Camouflaging their imperial ambitions during 1918, Britain and Britain and France promised the “complete and final liberation of the peoples who have for so long been oppressed by the Turks, and the setting up of national governments and administrations deriving their authority from the free exercise of the initiative and choice of the indigenous populations”.
The Arabs only gained independence after the second World War after more strife, while Britain effectively handed over Palestine to the Zionists, whose underground army expelled the majority of Palestinians from 78 per cent of the country captured in 1948-1949.

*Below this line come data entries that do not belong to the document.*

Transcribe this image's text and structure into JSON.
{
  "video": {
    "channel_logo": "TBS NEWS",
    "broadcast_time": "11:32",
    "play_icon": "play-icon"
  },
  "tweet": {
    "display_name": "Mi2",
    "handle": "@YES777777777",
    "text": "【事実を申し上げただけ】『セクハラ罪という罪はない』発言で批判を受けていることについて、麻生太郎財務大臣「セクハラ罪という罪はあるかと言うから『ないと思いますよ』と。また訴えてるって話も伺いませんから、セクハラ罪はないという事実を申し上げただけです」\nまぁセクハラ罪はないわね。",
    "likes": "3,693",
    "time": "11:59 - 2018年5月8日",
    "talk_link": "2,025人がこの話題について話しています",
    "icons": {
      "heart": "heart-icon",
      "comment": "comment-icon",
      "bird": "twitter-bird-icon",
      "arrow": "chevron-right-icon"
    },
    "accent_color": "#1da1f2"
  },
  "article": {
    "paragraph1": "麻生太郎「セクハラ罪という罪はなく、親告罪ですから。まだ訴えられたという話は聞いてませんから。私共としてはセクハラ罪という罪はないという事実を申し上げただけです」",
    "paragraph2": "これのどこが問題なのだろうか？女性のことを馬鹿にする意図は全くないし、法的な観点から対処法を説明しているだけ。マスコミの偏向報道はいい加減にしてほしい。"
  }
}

The lines drawn by Britain and France in the sand, across mountain ranges, and through well-watered valleys, bisecting families, clans and tribes, delineated modern states that corresponded, to historical entities: Mesopotamia-Iraq, Syria-Lebanon, Palestine-Jordan.
Although post first World War boundaries served the colonial powers, Iraqis, Syrians, Lebanese, Jordanians, and Palestinians – the Arabs directly affected by the carve-up – had intimate attachments to the territories they inhabited and were – and are – prepared to defend them.
Borders not only determined national identity but also created interests and institutions. And, since the 20th century was an age of nationalism, nationality became a primary factor in the identities of individuals, communities and societies. Today Arabs need passports or identity documents and even visas to travel around a region united under the Ottomans.
State-forged efforts to transcend national borders mounted by pan-Arab nationalists have failed, the most serious being the United Arab Republic established by Syria and Egypt in 1958, from which Syria seceded in 1961.
Unity across boundaries
Pan-Arab political parties – the Syrian Social Nationalist (SSNP), the Arab Nationalists and the Baath – also failed to unite Arabs across national boundaries. The SSNP formed Lebanese and Syrian factions, the Baath split into competing Syrian and Iraqi parties, and the Arab Nationalists shrivelled after the death of Egyptian president Nasser.
Transnational Muslim fundamentalists are also doomed to fail because they cannot transcend national identities. The Syrian city of Raqqa is a case in point. For a year, Raqqa has been ruled by the radical Islamic State in Iraq and Syria (Isis) led by Iraqis and Saudis who lord it over Tunisian, Egyptian, Chechen and Syrian fighters, as well as residents who have fled the foreign Isis and its harsh social and religious impositions alien to more moderate Syrians.